*** Opening of Data extract ***

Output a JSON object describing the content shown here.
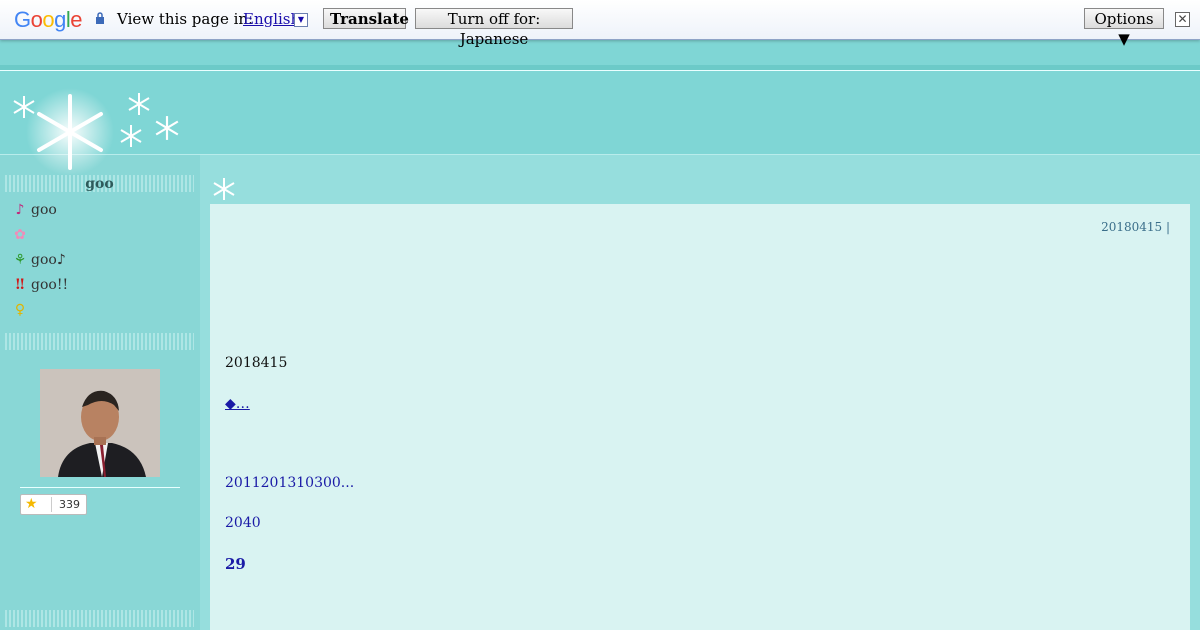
{
  "translate_bar": {
    "logo": "Google",
    "view_text": "View this page in:",
    "language": "English",
    "translate_label": "Translate",
    "turn_off_label": "Turn off for: Japanese",
    "options_label": "Options ▼",
    "close_symbol": "✕"
  },
  "sidebar": {
    "title": "goo",
    "items": [
      {
        "icon": "music-note-icon",
        "glyph": "♪",
        "label": "goo"
      },
      {
        "icon": "flower-icon",
        "glyph": "✿",
        "label": ""
      },
      {
        "icon": "sprout-icon",
        "glyph": "⚘",
        "label": "goo♪"
      },
      {
        "icon": "exclamation-icon",
        "glyph": "‼",
        "label": "goo!!"
      },
      {
        "icon": "lightbulb-icon",
        "glyph": "♀",
        "label": ""
      }
    ],
    "star_count": "339"
  },
  "post": {
    "date": "20180415 |",
    "date_line": "2018415",
    "link_text": "◆…",
    "line_1": "2011201310300...",
    "line_2": "2040",
    "line_3": "29"
  },
  "colors": {
    "background": "#7fd6d5",
    "content_bg": "#d9f3f2",
    "link": "#1a1aa6"
  }
}
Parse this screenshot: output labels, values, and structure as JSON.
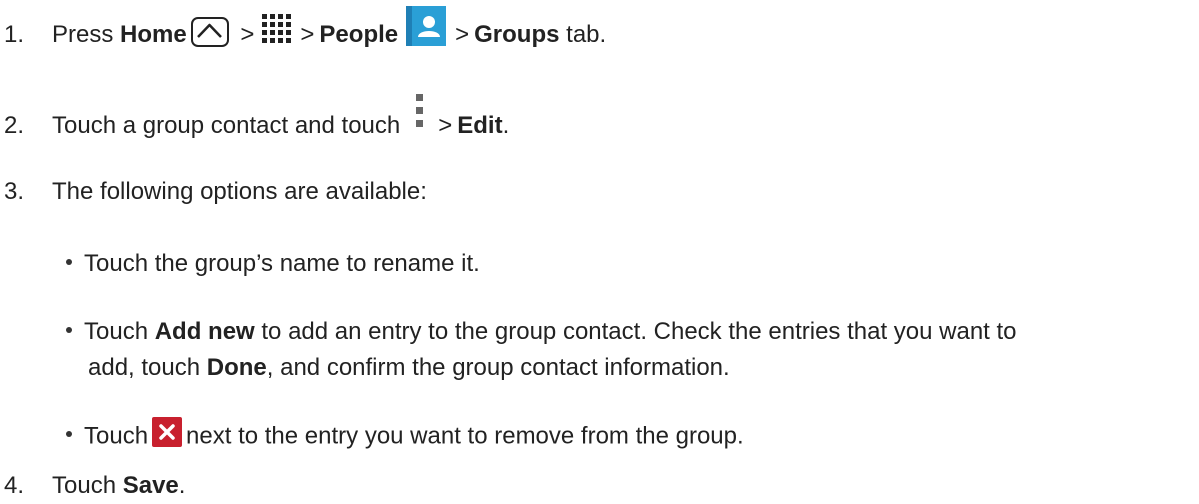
{
  "steps": [
    {
      "num": "1.",
      "pre": "Press",
      "home": "Home",
      "gt1": ">",
      "gt2": ">",
      "people": "People",
      "gt3": ">",
      "groups": "Groups",
      "post": "tab."
    },
    {
      "num": "2.",
      "pre": "Touch a group contact and touch",
      "gt": ">",
      "edit": "Edit",
      "post": "."
    },
    {
      "num": "3.",
      "text": "The following options are available:"
    },
    {
      "num": "4.",
      "pre": "Touch",
      "save": "Save",
      "post": "."
    }
  ],
  "bullets": {
    "rename": "Touch the group’s name to rename it.",
    "addnew": {
      "pre": "Touch",
      "bold": "Add new",
      "post": "to add an entry to the group contact. Check the entries that you want to",
      "line2_pre": "add, touch",
      "line2_bold": "Done",
      "line2_post": ", and confirm the group contact information."
    },
    "remove": {
      "pre": "Touch",
      "post": "next to the entry you want to remove from the group."
    }
  },
  "icons": {
    "home": "home-icon",
    "apps": "apps-grid-icon",
    "people": "people-icon",
    "menu": "menu-dots-icon",
    "remove": "close-icon"
  },
  "colors": {
    "text": "#222222",
    "people_blue": "#2a9fd6",
    "remove_red": "#c8202e"
  }
}
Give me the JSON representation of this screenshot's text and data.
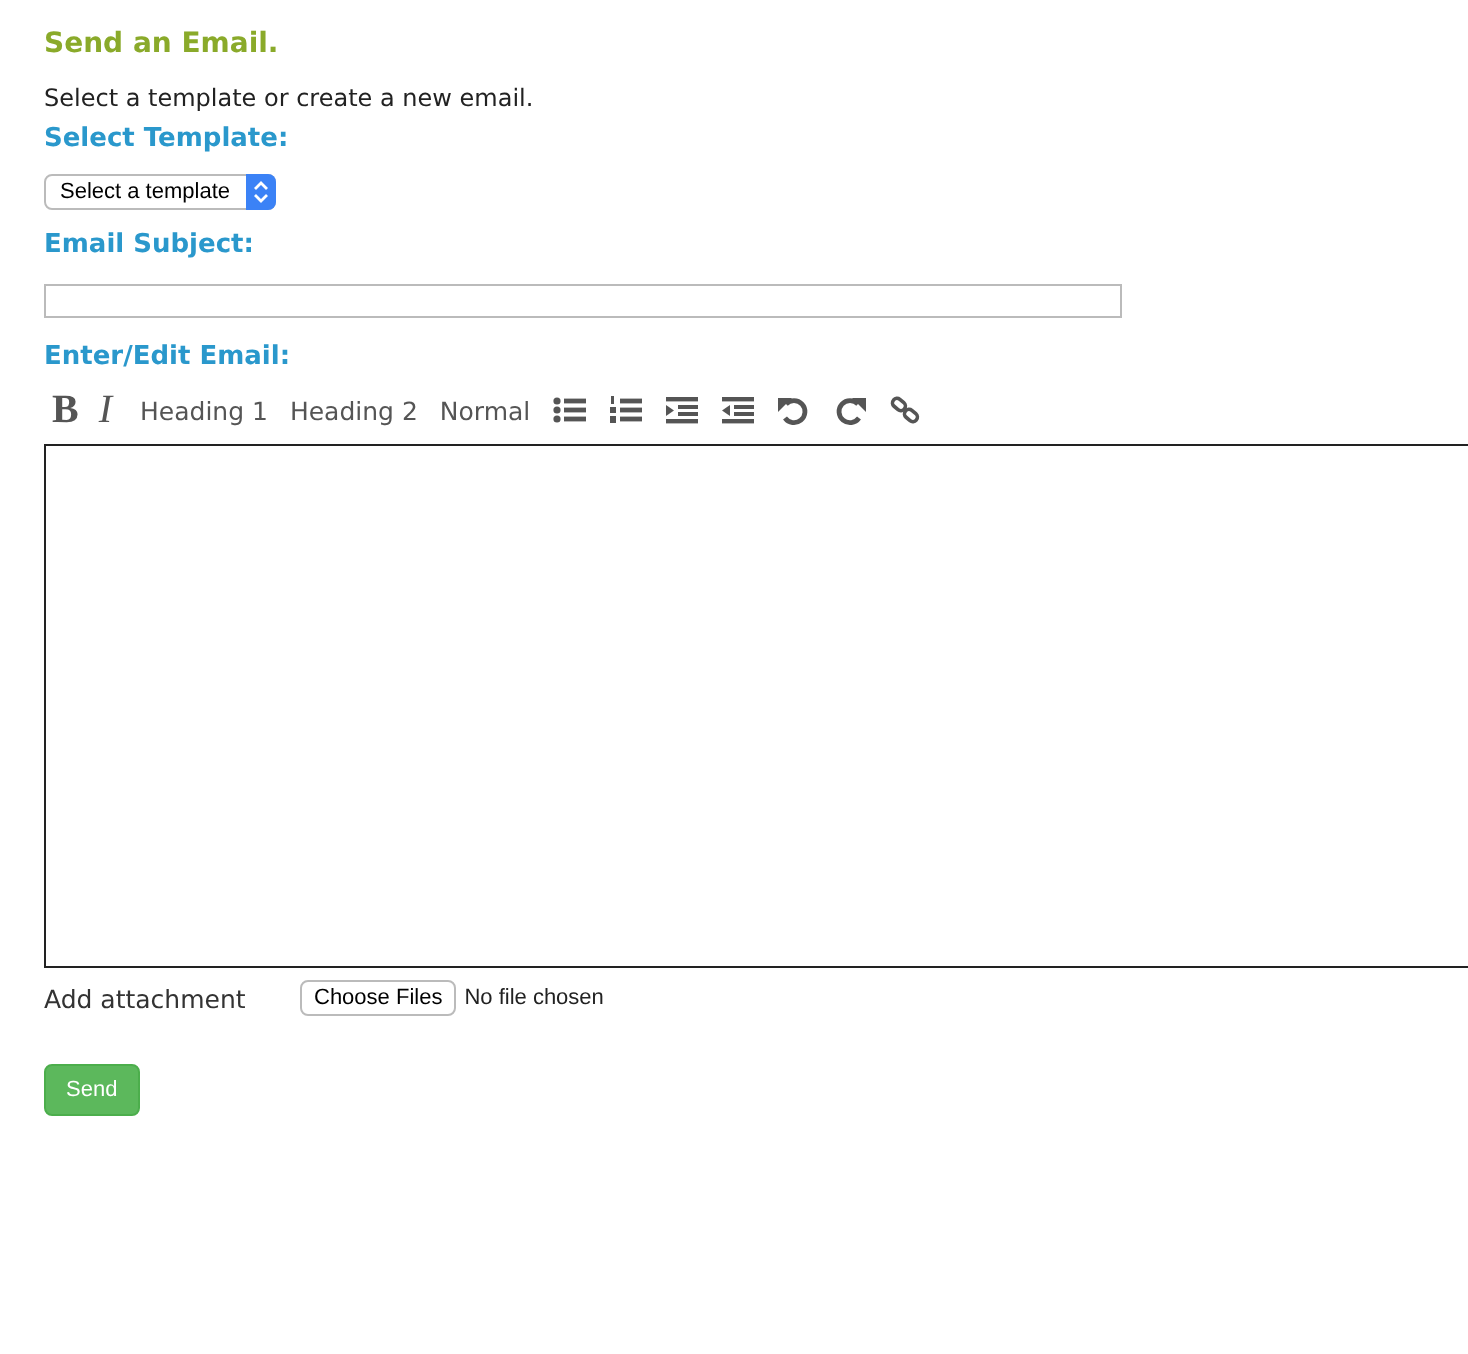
{
  "title": "Send an Email.",
  "intro": "Select a template or create a new email.",
  "template": {
    "label": "Select Template:",
    "value": "Select a template"
  },
  "subject": {
    "label": "Email Subject:"
  },
  "editor": {
    "label": "Enter/Edit Email:",
    "toolbar": [
      {
        "kind": "bold",
        "text": "B"
      },
      {
        "kind": "italic",
        "text": "I"
      },
      {
        "kind": "text",
        "text": "Heading 1"
      },
      {
        "kind": "text",
        "text": "Heading 2"
      },
      {
        "kind": "text",
        "text": "Normal"
      },
      {
        "kind": "bullet-list"
      },
      {
        "kind": "numbered-list"
      },
      {
        "kind": "indent"
      },
      {
        "kind": "outdent"
      },
      {
        "kind": "undo"
      },
      {
        "kind": "redo"
      },
      {
        "kind": "link"
      }
    ]
  },
  "attachment": {
    "label": "Add attachment",
    "button": "Choose Files",
    "status": "No file chosen"
  },
  "send": "Send"
}
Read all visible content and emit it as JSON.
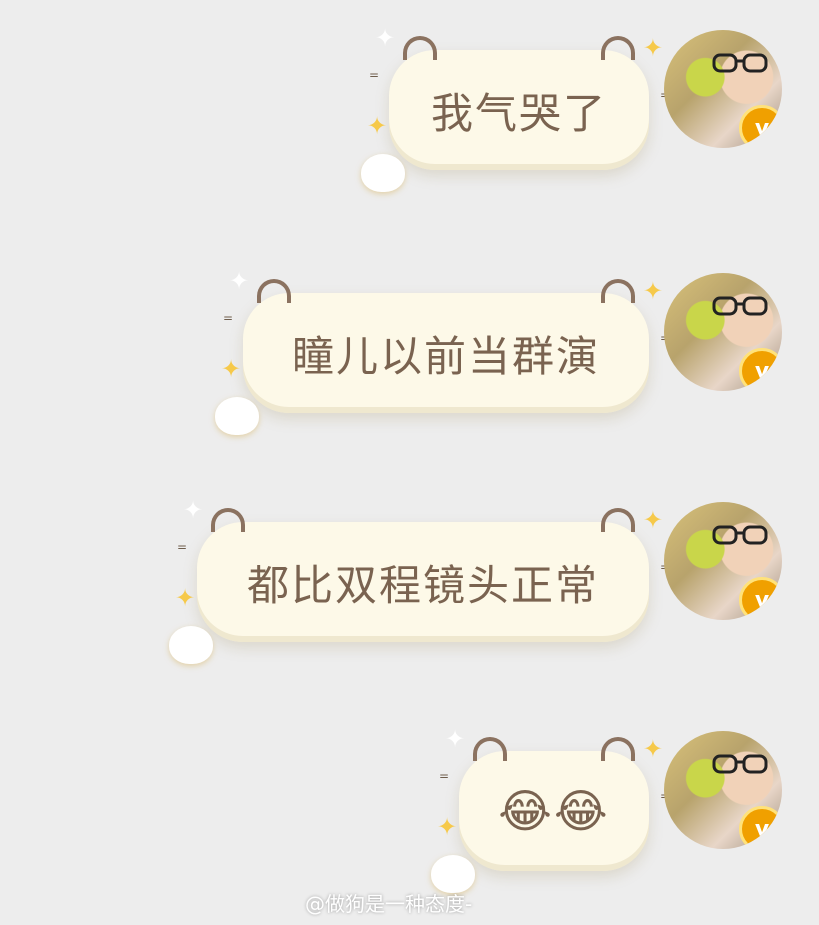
{
  "messages": [
    {
      "text": "我气哭了",
      "icon": "verified-v-badge"
    },
    {
      "text": "瞳儿以前当群演",
      "icon": "verified-v-badge"
    },
    {
      "text": "都比双程镜头正常",
      "icon": "verified-v-badge"
    },
    {
      "text": "😂😂",
      "icon": "verified-v-badge"
    }
  ],
  "badge_label": "v",
  "watermark": "@做狗是一种态度-",
  "colors": {
    "background": "#ededed",
    "bubble": "#fdf9e8",
    "text": "#7a6350",
    "badge": "#f0a000"
  }
}
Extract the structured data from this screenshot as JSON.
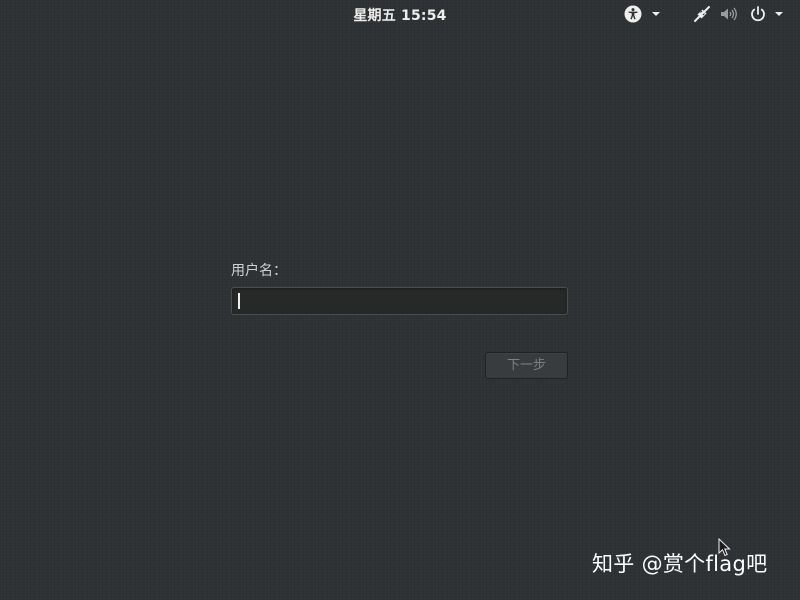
{
  "topbar": {
    "clock_day": "星期五",
    "clock_time": "15:54"
  },
  "icons": {
    "accessibility": "accessibility-icon",
    "network": "network-icon",
    "volume": "volume-icon",
    "power": "power-icon",
    "dropdown": "dropdown-arrow-icon",
    "cursor": "mouse-pointer-icon"
  },
  "login": {
    "username_label": "用户名：",
    "username_value": "",
    "next_label": "下一步"
  },
  "watermark": {
    "text": "知乎 @赏个flag吧"
  },
  "colors": {
    "background": "#2e3134",
    "text": "#eeeeec",
    "input_background": "#272828",
    "button_background": "#393c3f",
    "button_text_disabled": "#7d8081"
  }
}
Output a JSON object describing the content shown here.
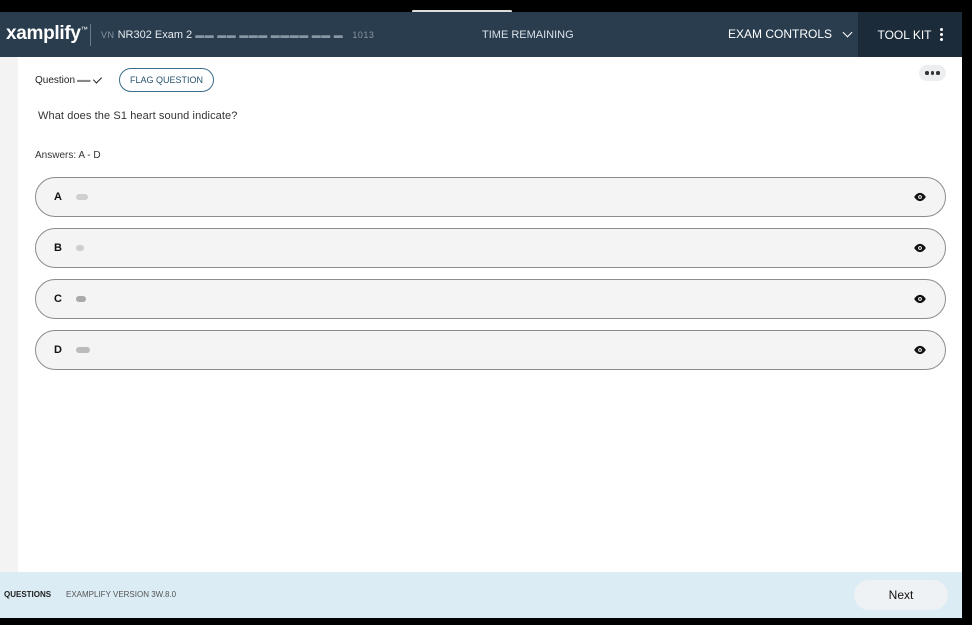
{
  "header": {
    "logo_text": "xamplify",
    "exam_title": "NR302 Exam 2",
    "exam_title_prefix": "VN",
    "exam_title_suffix": "1013",
    "time_label": "TIME REMAINING",
    "exam_controls_label": "EXAM CONTROLS",
    "toolkit_label": "TOOL KIT"
  },
  "question": {
    "label": "Question",
    "flag_label": "FLAG QUESTION",
    "text": "What does the S1 heart sound indicate?",
    "answers_label": "Answers: A - D"
  },
  "answers": [
    {
      "letter": "A",
      "text": ""
    },
    {
      "letter": "B",
      "text": ""
    },
    {
      "letter": "C",
      "text": ""
    },
    {
      "letter": "D",
      "text": ""
    }
  ],
  "footer": {
    "questions_label": "QUESTIONS",
    "version": "EXAMPLIFY VERSION 3W.8.0",
    "next_label": "Next"
  },
  "colors": {
    "header_bg": "#2a3d4f",
    "toolkit_bg": "#1c2b39",
    "footer_bg": "#dbecf5",
    "accent": "#3a6d8a"
  },
  "icons": {
    "exam_controls": "chevron-down-icon",
    "toolkit": "kebab-menu-icon",
    "more": "more-horizontal-icon",
    "answer_visibility": "eye-icon",
    "question_status": "checkmark-icon"
  }
}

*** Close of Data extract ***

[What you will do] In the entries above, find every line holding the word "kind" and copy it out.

[Answer]
        "kind": "bold",
        "kind": "italic",
        "kind": "text",
        "kind": "text",
        "kind": "text",
        "kind": "bullet-list"
        "kind": "numbered-list"
        "kind": "indent"
        "kind": "outdent"
        "kind": "undo"
        "kind": "redo"
        "kind": "link"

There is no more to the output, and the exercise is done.